INSTRUCTIONS FOR THE TASK: When every entry has been read, print each one back exactly.

(SUPPLIED DATA Opens)

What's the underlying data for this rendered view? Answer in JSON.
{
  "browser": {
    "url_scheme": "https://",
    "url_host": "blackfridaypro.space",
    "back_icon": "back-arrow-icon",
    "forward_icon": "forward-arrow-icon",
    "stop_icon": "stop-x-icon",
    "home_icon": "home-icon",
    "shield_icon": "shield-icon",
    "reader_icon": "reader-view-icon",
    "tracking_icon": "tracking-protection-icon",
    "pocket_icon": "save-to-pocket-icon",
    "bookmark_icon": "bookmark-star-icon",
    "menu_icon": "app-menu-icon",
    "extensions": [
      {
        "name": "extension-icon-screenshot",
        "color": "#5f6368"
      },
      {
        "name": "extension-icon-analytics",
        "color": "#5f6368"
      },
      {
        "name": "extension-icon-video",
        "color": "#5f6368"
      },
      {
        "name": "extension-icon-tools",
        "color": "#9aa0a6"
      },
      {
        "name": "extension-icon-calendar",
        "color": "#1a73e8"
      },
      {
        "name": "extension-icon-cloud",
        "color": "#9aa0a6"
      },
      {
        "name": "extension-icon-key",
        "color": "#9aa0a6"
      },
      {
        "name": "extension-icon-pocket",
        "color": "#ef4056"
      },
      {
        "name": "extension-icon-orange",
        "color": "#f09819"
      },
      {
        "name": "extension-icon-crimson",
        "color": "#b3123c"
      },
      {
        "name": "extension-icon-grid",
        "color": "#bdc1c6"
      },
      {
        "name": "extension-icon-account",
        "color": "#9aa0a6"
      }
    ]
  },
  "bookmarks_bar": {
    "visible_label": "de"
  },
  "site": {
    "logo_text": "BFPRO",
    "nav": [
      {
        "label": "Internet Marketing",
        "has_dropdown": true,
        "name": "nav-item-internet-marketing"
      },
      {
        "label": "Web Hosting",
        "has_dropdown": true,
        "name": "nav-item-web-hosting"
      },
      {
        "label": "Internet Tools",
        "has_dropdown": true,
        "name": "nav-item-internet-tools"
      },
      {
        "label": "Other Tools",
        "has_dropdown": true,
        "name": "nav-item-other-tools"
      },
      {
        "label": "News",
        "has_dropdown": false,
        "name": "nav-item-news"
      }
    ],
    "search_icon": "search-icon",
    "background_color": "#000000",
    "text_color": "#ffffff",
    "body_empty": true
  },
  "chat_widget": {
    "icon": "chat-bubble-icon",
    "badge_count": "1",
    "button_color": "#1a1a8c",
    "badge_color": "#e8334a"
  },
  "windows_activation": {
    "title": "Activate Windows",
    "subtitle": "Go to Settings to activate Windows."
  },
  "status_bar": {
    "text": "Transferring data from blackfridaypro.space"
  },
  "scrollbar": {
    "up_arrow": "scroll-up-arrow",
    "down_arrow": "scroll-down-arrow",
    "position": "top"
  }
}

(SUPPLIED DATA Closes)

RESULT:
What's the underlying data for this rendered view? Answer in JSON.
{
  "browser": {
    "url_scheme": "https://",
    "url_host": "blackfridaypro.space",
    "back_icon": "back-arrow-icon",
    "forward_icon": "forward-arrow-icon",
    "stop_icon": "stop-x-icon",
    "home_icon": "home-icon",
    "shield_icon": "shield-icon",
    "reader_icon": "reader-view-icon",
    "tracking_icon": "tracking-protection-icon",
    "pocket_icon": "save-to-pocket-icon",
    "bookmark_icon": "bookmark-star-icon",
    "menu_icon": "app-menu-icon",
    "extensions": [
      {
        "name": "extension-icon-screenshot",
        "color": "#5f6368"
      },
      {
        "name": "extension-icon-analytics",
        "color": "#5f6368"
      },
      {
        "name": "extension-icon-video",
        "color": "#5f6368"
      },
      {
        "name": "extension-icon-tools",
        "color": "#9aa0a6"
      },
      {
        "name": "extension-icon-calendar",
        "color": "#1a73e8"
      },
      {
        "name": "extension-icon-cloud",
        "color": "#9aa0a6"
      },
      {
        "name": "extension-icon-key",
        "color": "#9aa0a6"
      },
      {
        "name": "extension-icon-pocket",
        "color": "#ef4056"
      },
      {
        "name": "extension-icon-orange",
        "color": "#f09819"
      },
      {
        "name": "extension-icon-crimson",
        "color": "#b3123c"
      },
      {
        "name": "extension-icon-grid",
        "color": "#bdc1c6"
      },
      {
        "name": "extension-icon-account",
        "color": "#9aa0a6"
      }
    ]
  },
  "bookmarks_bar": {
    "visible_label": "de"
  },
  "site": {
    "logo_text": "BFPRO",
    "nav": [
      {
        "label": "Internet Marketing",
        "has_dropdown": true,
        "name": "nav-item-internet-marketing"
      },
      {
        "label": "Web Hosting",
        "has_dropdown": true,
        "name": "nav-item-web-hosting"
      },
      {
        "label": "Internet Tools",
        "has_dropdown": true,
        "name": "nav-item-internet-tools"
      },
      {
        "label": "Other Tools",
        "has_dropdown": true,
        "name": "nav-item-other-tools"
      },
      {
        "label": "News",
        "has_dropdown": false,
        "name": "nav-item-news"
      }
    ],
    "search_icon": "search-icon",
    "background_color": "#000000",
    "text_color": "#ffffff",
    "body_empty": true
  },
  "chat_widget": {
    "icon": "chat-bubble-icon",
    "badge_count": "1",
    "button_color": "#1a1a8c",
    "badge_color": "#e8334a"
  },
  "windows_activation": {
    "title": "Activate Windows",
    "subtitle": "Go to Settings to activate Windows."
  },
  "status_bar": {
    "text": "Transferring data from blackfridaypro.space"
  },
  "scrollbar": {
    "up_arrow": "scroll-up-arrow",
    "down_arrow": "scroll-down-arrow",
    "position": "top"
  }
}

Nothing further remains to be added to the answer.